> ACTION ITEM: Copy every entry word for word. Skip the pictures.
──────
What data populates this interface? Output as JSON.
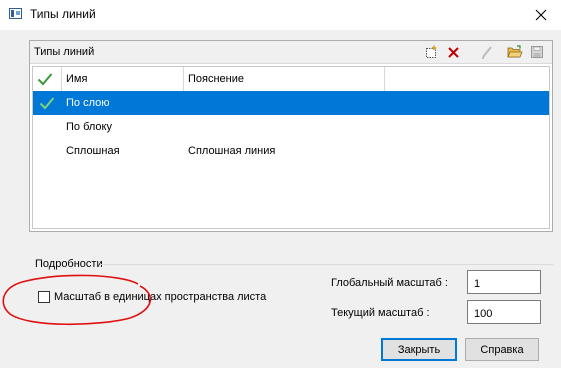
{
  "window": {
    "title": "Типы линий",
    "close_glyph": "✕"
  },
  "linetypes": {
    "caption": "Типы линий",
    "toolbar": [
      {
        "name": "new-icon",
        "enabled": true
      },
      {
        "name": "delete-icon",
        "enabled": true
      },
      {
        "name": "edit-icon",
        "enabled": false
      },
      {
        "name": "open-folder-icon",
        "enabled": true
      },
      {
        "name": "save-icon",
        "enabled": false
      }
    ],
    "columns": [
      "Имя",
      "Пояснение"
    ],
    "header_check": "✔",
    "rows": [
      {
        "name": "По слою",
        "description": "",
        "current": true,
        "selected": true
      },
      {
        "name": "По блоку",
        "description": "",
        "current": false,
        "selected": false
      },
      {
        "name": "Сплошная",
        "description": "Сплошная линия",
        "current": false,
        "selected": false
      }
    ],
    "current_mark": "✔"
  },
  "details": {
    "label": "Подробности",
    "paper_space_checkbox": {
      "label": "Масштаб в единицах пространства листа",
      "checked": false
    },
    "global_scale": {
      "label": "Глобальный масштаб :",
      "value": "1"
    },
    "current_scale": {
      "label": "Текущий масштаб :",
      "value": "100"
    }
  },
  "buttons": {
    "close": "Закрыть",
    "help": "Справка"
  },
  "colors": {
    "selection": "#0078d7",
    "check_green": "#3a9a3a",
    "annotation_red": "#e01010"
  }
}
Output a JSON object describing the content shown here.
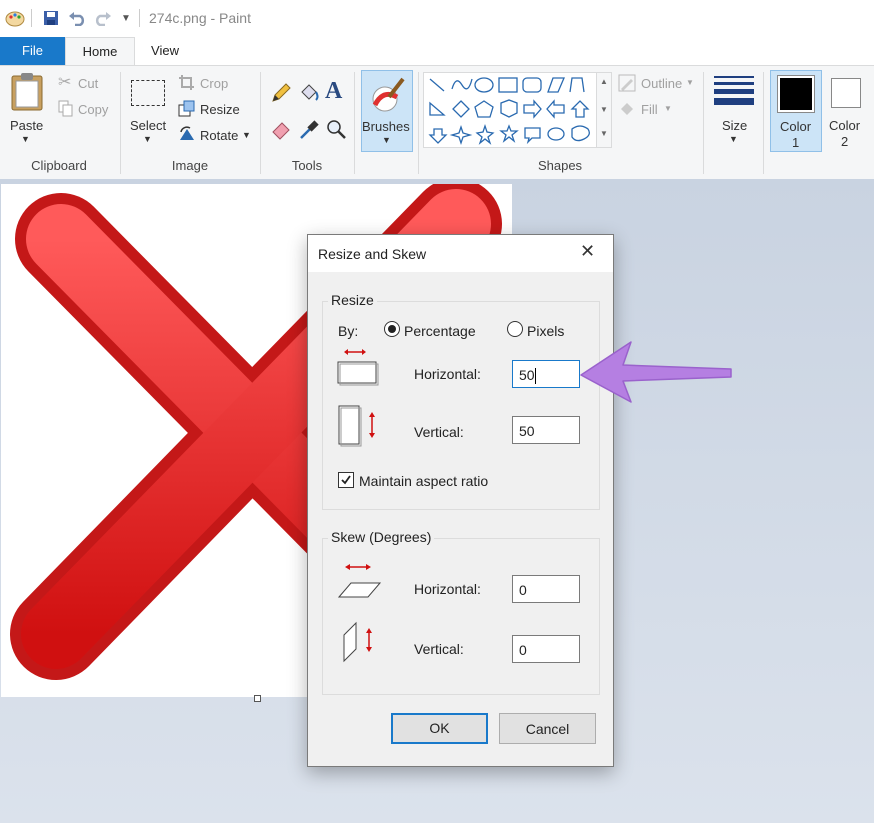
{
  "window": {
    "title": "274c.png - Paint"
  },
  "tabs": [
    "File",
    "Home",
    "View"
  ],
  "clipboard": {
    "paste": "Paste",
    "cut": "Cut",
    "copy": "Copy",
    "label": "Clipboard"
  },
  "image": {
    "select": "Select",
    "crop": "Crop",
    "resize": "Resize",
    "rotate": "Rotate",
    "label": "Image"
  },
  "tools": {
    "label": "Tools"
  },
  "brushes": {
    "label": "Brushes"
  },
  "shapes": {
    "outline": "Outline",
    "fill": "Fill",
    "label": "Shapes"
  },
  "size": {
    "label": "Size"
  },
  "colors": {
    "color1": "Color",
    "color1_num": "1",
    "color2": "Color",
    "color2_num": "2"
  },
  "dialog": {
    "title": "Resize and Skew",
    "resize_legend": "Resize",
    "by_label": "By:",
    "percentage": "Percentage",
    "pixels": "Pixels",
    "horizontal_label": "Horizontal:",
    "horizontal_value": "50",
    "vertical_label": "Vertical:",
    "vertical_value": "50",
    "maintain": "Maintain aspect ratio",
    "skew_legend": "Skew (Degrees)",
    "skew_h_label": "Horizontal:",
    "skew_h_value": "0",
    "skew_v_label": "Vertical:",
    "skew_v_value": "0",
    "ok": "OK",
    "cancel": "Cancel"
  },
  "accent_colors": {
    "ribbon_blue": "#1979ca",
    "arrow_purple": "#b57fe2",
    "x_red": "#e02020"
  }
}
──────
> RESULT OF THIS TASK:
What data populates this interface? Output as JSON.
{
  "window": {
    "title": "Типы линий",
    "close_glyph": "✕"
  },
  "linetypes": {
    "caption": "Типы линий",
    "toolbar": [
      {
        "name": "new-icon",
        "enabled": true
      },
      {
        "name": "delete-icon",
        "enabled": true
      },
      {
        "name": "edit-icon",
        "enabled": false
      },
      {
        "name": "open-folder-icon",
        "enabled": true
      },
      {
        "name": "save-icon",
        "enabled": false
      }
    ],
    "columns": [
      "Имя",
      "Пояснение"
    ],
    "header_check": "✔",
    "rows": [
      {
        "name": "По слою",
        "description": "",
        "current": true,
        "selected": true
      },
      {
        "name": "По блоку",
        "description": "",
        "current": false,
        "selected": false
      },
      {
        "name": "Сплошная",
        "description": "Сплошная линия",
        "current": false,
        "selected": false
      }
    ],
    "current_mark": "✔"
  },
  "details": {
    "label": "Подробности",
    "paper_space_checkbox": {
      "label": "Масштаб в единицах пространства листа",
      "checked": false
    },
    "global_scale": {
      "label": "Глобальный масштаб :",
      "value": "1"
    },
    "current_scale": {
      "label": "Текущий масштаб :",
      "value": "100"
    }
  },
  "buttons": {
    "close": "Закрыть",
    "help": "Справка"
  },
  "colors": {
    "selection": "#0078d7",
    "check_green": "#3a9a3a",
    "annotation_red": "#e01010"
  }
}
Output a JSON object describing the content shown here.
{
  "window": {
    "title": "274c.png - Paint"
  },
  "tabs": [
    "File",
    "Home",
    "View"
  ],
  "clipboard": {
    "paste": "Paste",
    "cut": "Cut",
    "copy": "Copy",
    "label": "Clipboard"
  },
  "image": {
    "select": "Select",
    "crop": "Crop",
    "resize": "Resize",
    "rotate": "Rotate",
    "label": "Image"
  },
  "tools": {
    "label": "Tools"
  },
  "brushes": {
    "label": "Brushes"
  },
  "shapes": {
    "outline": "Outline",
    "fill": "Fill",
    "label": "Shapes"
  },
  "size": {
    "label": "Size"
  },
  "colors": {
    "color1": "Color",
    "color1_num": "1",
    "color2": "Color",
    "color2_num": "2"
  },
  "dialog": {
    "title": "Resize and Skew",
    "resize_legend": "Resize",
    "by_label": "By:",
    "percentage": "Percentage",
    "pixels": "Pixels",
    "horizontal_label": "Horizontal:",
    "horizontal_value": "50",
    "vertical_label": "Vertical:",
    "vertical_value": "50",
    "maintain": "Maintain aspect ratio",
    "skew_legend": "Skew (Degrees)",
    "skew_h_label": "Horizontal:",
    "skew_h_value": "0",
    "skew_v_label": "Vertical:",
    "skew_v_value": "0",
    "ok": "OK",
    "cancel": "Cancel"
  },
  "accent_colors": {
    "ribbon_blue": "#1979ca",
    "arrow_purple": "#b57fe2",
    "x_red": "#e02020"
  }
}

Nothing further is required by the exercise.